and the couple at the next table
rose to go. The woman paused to say
to me: I just wanted you to know
I have got all your cook books
and I swear by them!
to answer her: Ma’am
they’ve done you nothing but good!
which was perhaps immodest
of whoever I am.
The poem works by anticipating our expectations, offering us time at the line breaks to develop those expectations, and then altogether evading expectations. For instance, when the speaker (who can only be Murray) manages to answer the woman in the poem, we expect him to correct her: “Ma’am/ I don’t write cook books. I write poetry. You must have confused me with someone else.” But instead, to our surprise, he plays along: “they’ve done you nothing but good!” Murray is really enacting self-surprise on us—self-surprise that is a byproduct of self-creation, of becoming ‘whomever’ whenever.

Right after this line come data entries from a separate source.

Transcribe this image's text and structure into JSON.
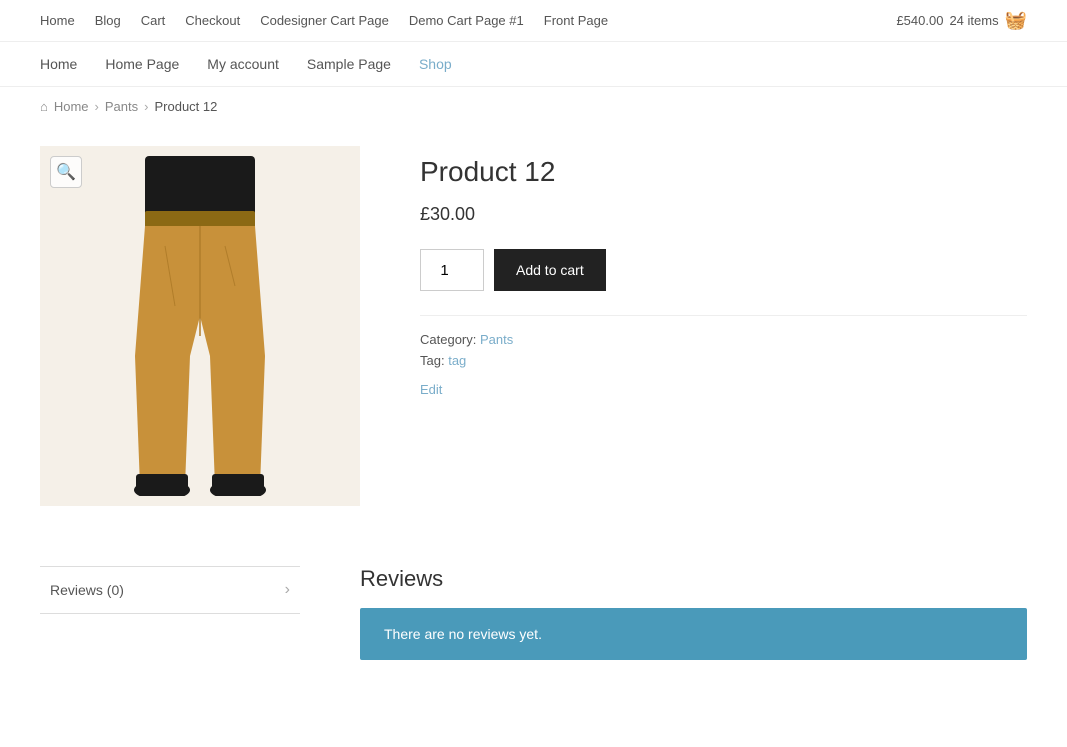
{
  "top_nav": {
    "links": [
      {
        "label": "Home",
        "href": "#"
      },
      {
        "label": "Blog",
        "href": "#"
      },
      {
        "label": "Cart",
        "href": "#"
      },
      {
        "label": "Checkout",
        "href": "#"
      },
      {
        "label": "Codesigner Cart Page",
        "href": "#"
      },
      {
        "label": "Demo Cart Page #1",
        "href": "#"
      },
      {
        "label": "Front Page",
        "href": "#"
      }
    ],
    "cart_total": "£540.00",
    "cart_items": "24 items"
  },
  "main_nav": {
    "links": [
      {
        "label": "Home",
        "href": "#"
      },
      {
        "label": "Home Page",
        "href": "#"
      },
      {
        "label": "My account",
        "href": "#"
      },
      {
        "label": "Sample Page",
        "href": "#"
      },
      {
        "label": "Shop",
        "href": "#"
      }
    ]
  },
  "breadcrumb": {
    "home_label": "Home",
    "pants_label": "Pants",
    "current_label": "Product 12"
  },
  "product": {
    "title": "Product 12",
    "price": "£30.00",
    "quantity": "1",
    "add_to_cart_label": "Add to cart",
    "category_label": "Category:",
    "category_value": "Pants",
    "tag_label": "Tag:",
    "tag_value": "tag",
    "edit_label": "Edit"
  },
  "reviews": {
    "tab_label": "Reviews (0)",
    "section_title": "Reviews",
    "no_reviews_text": "There are no reviews yet."
  },
  "icons": {
    "zoom": "🔍",
    "home": "⌂",
    "cart": "🛒",
    "chevron_right": "›"
  }
}
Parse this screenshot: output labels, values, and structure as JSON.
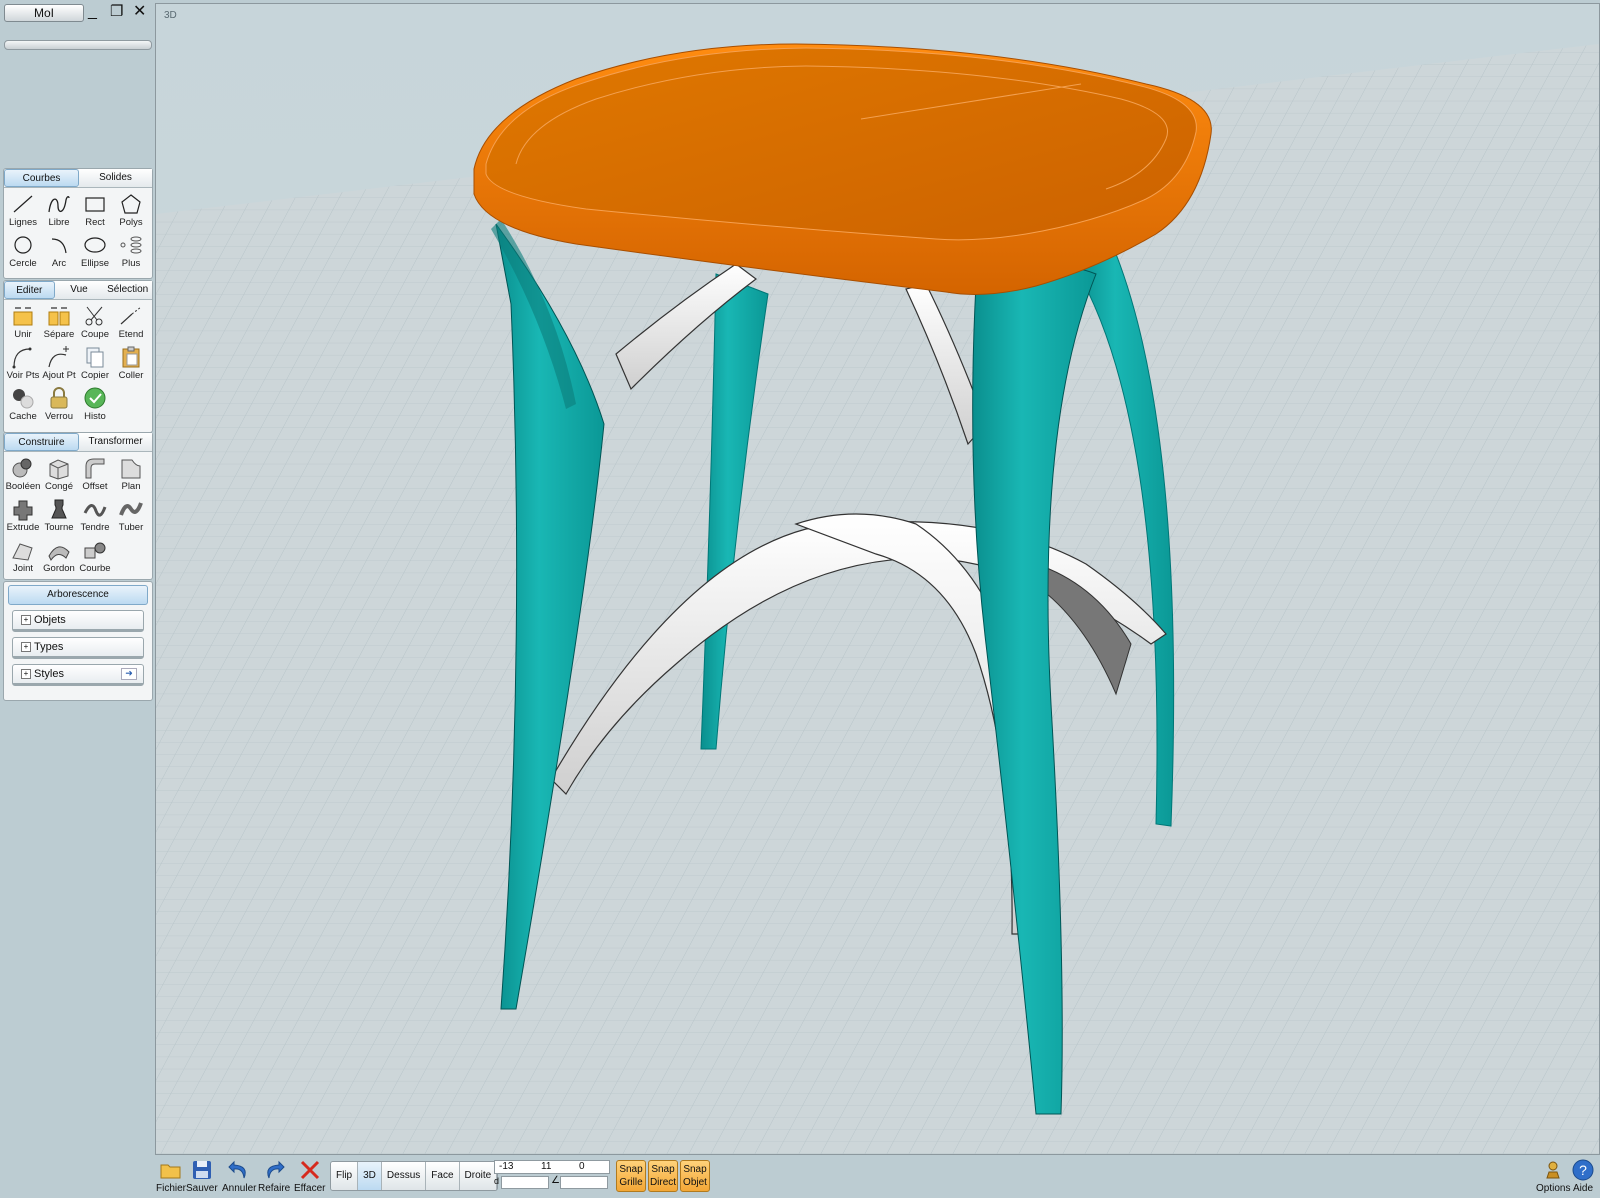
{
  "titlebar": {
    "app_button": "MoI",
    "minimize": "_",
    "restore": "❐",
    "close": "✕"
  },
  "panel_curves": {
    "tabs": [
      "Courbes",
      "Solides"
    ],
    "tools": [
      "Lignes",
      "Libre",
      "Rect",
      "Polys",
      "Cercle",
      "Arc",
      "Ellipse",
      "Plus"
    ]
  },
  "panel_edit": {
    "tabs": [
      "Editer",
      "Vue",
      "Sélection"
    ],
    "tools": [
      "Unir",
      "Sépare",
      "Coupe",
      "Etend",
      "Voir Pts",
      "Ajout Pt",
      "Copier",
      "Coller",
      "Cache",
      "Verrou",
      "Histo"
    ]
  },
  "panel_construct": {
    "tabs": [
      "Construire",
      "Transformer"
    ],
    "tools": [
      "Booléen",
      "Congé",
      "Offset",
      "Plan",
      "Extrude",
      "Tourne",
      "Tendre",
      "Tuber",
      "Joint",
      "Gordon",
      "Courbe"
    ]
  },
  "tree": {
    "header": "Arborescence",
    "items": [
      "Objets",
      "Types",
      "Styles"
    ]
  },
  "viewport": {
    "label": "3D"
  },
  "bottombar": {
    "file": "Fichier",
    "save": "Sauver",
    "undo": "Annuler",
    "redo": "Refaire",
    "delete": "Effacer",
    "views": [
      "Flip",
      "3D",
      "Dessus",
      "Face",
      "Droite"
    ],
    "coords": {
      "x": "-13",
      "y": "11",
      "z": "0",
      "d_label": "d",
      "angle_label": "∠"
    },
    "snaps": [
      [
        "Snap",
        "Grille"
      ],
      [
        "Snap",
        "Direct"
      ],
      [
        "Snap",
        "Objet"
      ]
    ],
    "options": "Options",
    "help": "Aide"
  },
  "colors": {
    "seat": "#d86a00",
    "legs": "#10aaa8",
    "rails": "#f4f4f4",
    "tab_active": "#bcdaf1",
    "snap": "#f3a736"
  }
}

But the rhyme on “Ma’am” and “I am” suggests that external influences yet threaten to infiltrate and change identity.
Perhaps that is why Murray mostly dispenses with human presences other than his own in Taller When Prone. This is not a book about people; it is a book about inventing people, about how people shape themselves from the dust of what Murray would call ‘sense-data.’ It doesn’t matter so much to Murray what is illuminated by the light of the moon, but it does matter that he can look up and divine the names, “rotting Satsuma-plum moon … a burnt-sugar/ apparition with clouds of its own.” Murray even uses the Adamic anthology as a poetic form to name and render idiosyncratic experience in the experimental “Infinite Anthology”. A few of the entries: “daylight—second placegetter when winner is very superior to field”; “bunny boiler—one who kills her offspring”; “shart—a non-dry fart.” And if some of what we read in Taller When Prone is too idiosyncratic or bizarre, like “Horse-penis helicopters are watery TV/ but unblocked roads and straight volunteers/ are lifesaving spume spray,” we excuse the poet because he is bushwhacking through new territory, and because his linguistic fireworks sometimes shine brilliantly, as in the sonnet “Ovoids,” about a swimming pool:
Moist black sago pearls

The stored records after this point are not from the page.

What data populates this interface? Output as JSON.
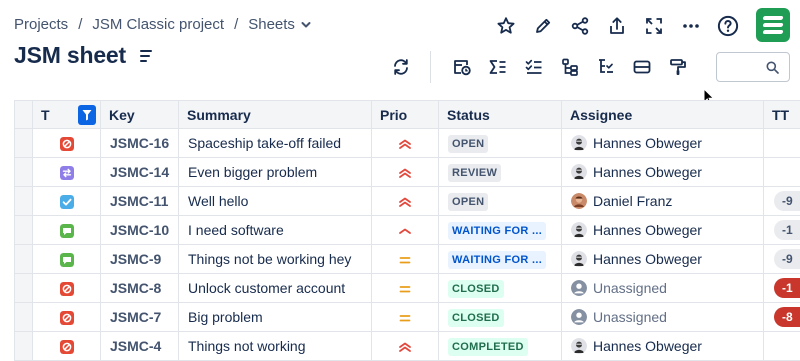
{
  "breadcrumb": {
    "items": [
      "Projects",
      "JSM Classic project",
      "Sheets"
    ],
    "separator": "/"
  },
  "page": {
    "title": "JSM sheet"
  },
  "top_actions": [
    "star-icon",
    "edit-icon",
    "share-icon",
    "export-icon",
    "fullscreen-icon",
    "more-icon",
    "help-icon"
  ],
  "toolbar": [
    "refresh-icon",
    "new-view-icon",
    "sum-icon",
    "checklist-icon",
    "hierarchy-icon",
    "tree-filter-icon",
    "row-height-icon",
    "format-paint-icon"
  ],
  "search": {
    "value": "",
    "placeholder": ""
  },
  "grid": {
    "columns": [
      "T",
      "Key",
      "Summary",
      "Prio",
      "Status",
      "Assignee",
      "TT"
    ],
    "rows": [
      {
        "type": "incident",
        "type_color": "#e34935",
        "key": "JSMC-16",
        "summary": "Spaceship take-off failed",
        "prio": "highest",
        "status": "OPEN",
        "status_style": "default",
        "assignee": "Hannes Obweger",
        "assigned": true,
        "ttr": ""
      },
      {
        "type": "change",
        "type_color": "#8f7ee7",
        "key": "JSMC-14",
        "summary": "Even bigger problem",
        "prio": "highest",
        "status": "REVIEW",
        "status_style": "default",
        "assignee": "Hannes Obweger",
        "assigned": true,
        "ttr": ""
      },
      {
        "type": "task",
        "type_color": "#4bade8",
        "key": "JSMC-11",
        "summary": "Well hello",
        "prio": "highest",
        "status": "OPEN",
        "status_style": "default",
        "assignee": "Daniel Franz",
        "assigned": true,
        "ttr": "-9"
      },
      {
        "type": "service-request",
        "type_color": "#5ab54b",
        "key": "JSMC-10",
        "summary": "I need software",
        "prio": "high",
        "status": "WAITING FOR ...",
        "status_style": "blue",
        "assignee": "Hannes Obweger",
        "assigned": true,
        "ttr": "-1"
      },
      {
        "type": "service-request",
        "type_color": "#5ab54b",
        "key": "JSMC-9",
        "summary": "Things not be working hey",
        "prio": "medium",
        "status": "WAITING FOR ...",
        "status_style": "blue",
        "assignee": "Hannes Obweger",
        "assigned": true,
        "ttr": "-9"
      },
      {
        "type": "incident",
        "type_color": "#e34935",
        "key": "JSMC-8",
        "summary": "Unlock customer account",
        "prio": "medium",
        "status": "CLOSED",
        "status_style": "green",
        "assignee": "Unassigned",
        "assigned": false,
        "ttr": "-1"
      },
      {
        "type": "incident",
        "type_color": "#e34935",
        "key": "JSMC-7",
        "summary": "Big problem",
        "prio": "medium",
        "status": "CLOSED",
        "status_style": "green",
        "assignee": "Unassigned",
        "assigned": false,
        "ttr": "-8"
      },
      {
        "type": "incident",
        "type_color": "#e34935",
        "key": "JSMC-4",
        "summary": "Things not working",
        "prio": "highest",
        "status": "COMPLETED",
        "status_style": "green",
        "assignee": "Hannes Obweger",
        "assigned": true,
        "ttr": ""
      }
    ],
    "ttr_styles": [
      "",
      "",
      "grey",
      "grey",
      "grey",
      "red",
      "red",
      ""
    ]
  },
  "colors": {
    "accent": "#0c66e4",
    "logo": "#1f9d55",
    "prio_high": "#e2483d",
    "prio_medium": "#e99e1b"
  }
}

in white Chinese tea
heads of women lovingly
watch babies grabbing
like unsteady moons
in a wading pool full
of cherry balloons.
Cushions and knees
and round toes in grass
under tropic leaves
the scented sweet
skin glazed in sweat—
all snapped from above in
the aqueous ovarian.
Yet what is really at the heart of Murray’s surprises and his renaming and his idiosyncrasies and his pleasures is the claim made in “The Conversations” (the poem from which Murray derives the title of the collection): “A fact is a small compact faith,/ a sense-datum to beasts, a power to man/ even if true, even while true.” Murray is saying that what we perceive and establish as fact (like the “bloc hail” of the Taj Mahal or the sensation of a “shart” or “the scented sweet/ [of] skin glazed in sweat”) is a belief, a belief in our perceptual powers and in the stability of referents. And it is because a belief cannot be proven or disproven that it empowers people, as a belief in God empowered Murray to reshape himself, or as a belief in poetry yields experiences we would not otherwise have observed, feelings we wouldn’t have otherwise felt.
There are critics who claim that Murray is among the three or four best poets working in the language. I can name at least four poets who surpass Murray, both in cognitive power and aesthetic efficacy. That being said, Murray is perhaps at the most pregnant point in his career. Through much suffering and colossal exertions of energy and faith, he has freed his mind and he has individuated his voice. He has indeed become a master of his craft. But if he is to be a master of living, as all of our great poets are, Murray must touch the universal through the particular. He must make his idiosyncratic lexicon serve the great inclusive middle voice.
Joshua Wilson is a student at Harvard College, and a former literary intern at The New Republic.